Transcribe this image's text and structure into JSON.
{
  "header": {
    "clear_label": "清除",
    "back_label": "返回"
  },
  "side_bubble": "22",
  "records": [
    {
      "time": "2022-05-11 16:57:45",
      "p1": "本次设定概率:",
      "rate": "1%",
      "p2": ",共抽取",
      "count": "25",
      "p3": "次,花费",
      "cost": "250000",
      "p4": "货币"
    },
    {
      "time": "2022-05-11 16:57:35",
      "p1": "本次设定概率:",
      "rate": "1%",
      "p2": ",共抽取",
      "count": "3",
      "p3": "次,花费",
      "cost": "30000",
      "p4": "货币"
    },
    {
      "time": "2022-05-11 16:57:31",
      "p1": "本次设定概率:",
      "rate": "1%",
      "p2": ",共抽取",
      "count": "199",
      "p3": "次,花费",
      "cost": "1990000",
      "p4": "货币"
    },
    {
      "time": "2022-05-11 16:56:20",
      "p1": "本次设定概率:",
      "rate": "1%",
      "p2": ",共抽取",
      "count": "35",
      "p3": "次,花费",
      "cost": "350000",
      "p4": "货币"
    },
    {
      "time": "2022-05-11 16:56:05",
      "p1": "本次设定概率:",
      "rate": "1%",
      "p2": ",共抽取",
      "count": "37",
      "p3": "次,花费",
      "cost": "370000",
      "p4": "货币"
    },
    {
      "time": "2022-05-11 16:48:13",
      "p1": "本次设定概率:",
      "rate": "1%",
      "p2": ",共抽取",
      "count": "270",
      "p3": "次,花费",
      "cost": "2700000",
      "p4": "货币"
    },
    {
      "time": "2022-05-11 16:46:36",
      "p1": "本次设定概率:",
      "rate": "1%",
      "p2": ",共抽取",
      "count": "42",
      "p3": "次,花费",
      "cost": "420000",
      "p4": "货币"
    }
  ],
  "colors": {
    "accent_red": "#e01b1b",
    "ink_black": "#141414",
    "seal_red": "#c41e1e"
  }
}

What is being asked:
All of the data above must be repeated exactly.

Written solution:
Transcribe this image's text and structure into JSON.
{
  "header": {
    "clear_label": "清除",
    "back_label": "返回"
  },
  "side_bubble": "22",
  "records": [
    {
      "time": "2022-05-11 16:57:45",
      "p1": "本次设定概率:",
      "rate": "1%",
      "p2": ",共抽取",
      "count": "25",
      "p3": "次,花费",
      "cost": "250000",
      "p4": "货币"
    },
    {
      "time": "2022-05-11 16:57:35",
      "p1": "本次设定概率:",
      "rate": "1%",
      "p2": ",共抽取",
      "count": "3",
      "p3": "次,花费",
      "cost": "30000",
      "p4": "货币"
    },
    {
      "time": "2022-05-11 16:57:31",
      "p1": "本次设定概率:",
      "rate": "1%",
      "p2": ",共抽取",
      "count": "199",
      "p3": "次,花费",
      "cost": "1990000",
      "p4": "货币"
    },
    {
      "time": "2022-05-11 16:56:20",
      "p1": "本次设定概率:",
      "rate": "1%",
      "p2": ",共抽取",
      "count": "35",
      "p3": "次,花费",
      "cost": "350000",
      "p4": "货币"
    },
    {
      "time": "2022-05-11 16:56:05",
      "p1": "本次设定概率:",
      "rate": "1%",
      "p2": ",共抽取",
      "count": "37",
      "p3": "次,花费",
      "cost": "370000",
      "p4": "货币"
    },
    {
      "time": "2022-05-11 16:48:13",
      "p1": "本次设定概率:",
      "rate": "1%",
      "p2": ",共抽取",
      "count": "270",
      "p3": "次,花费",
      "cost": "2700000",
      "p4": "货币"
    },
    {
      "time": "2022-05-11 16:46:36",
      "p1": "本次设定概率:",
      "rate": "1%",
      "p2": ",共抽取",
      "count": "42",
      "p3": "次,花费",
      "cost": "420000",
      "p4": "货币"
    }
  ],
  "colors": {
    "accent_red": "#e01b1b",
    "ink_black": "#141414",
    "seal_red": "#c41e1e"
  }
}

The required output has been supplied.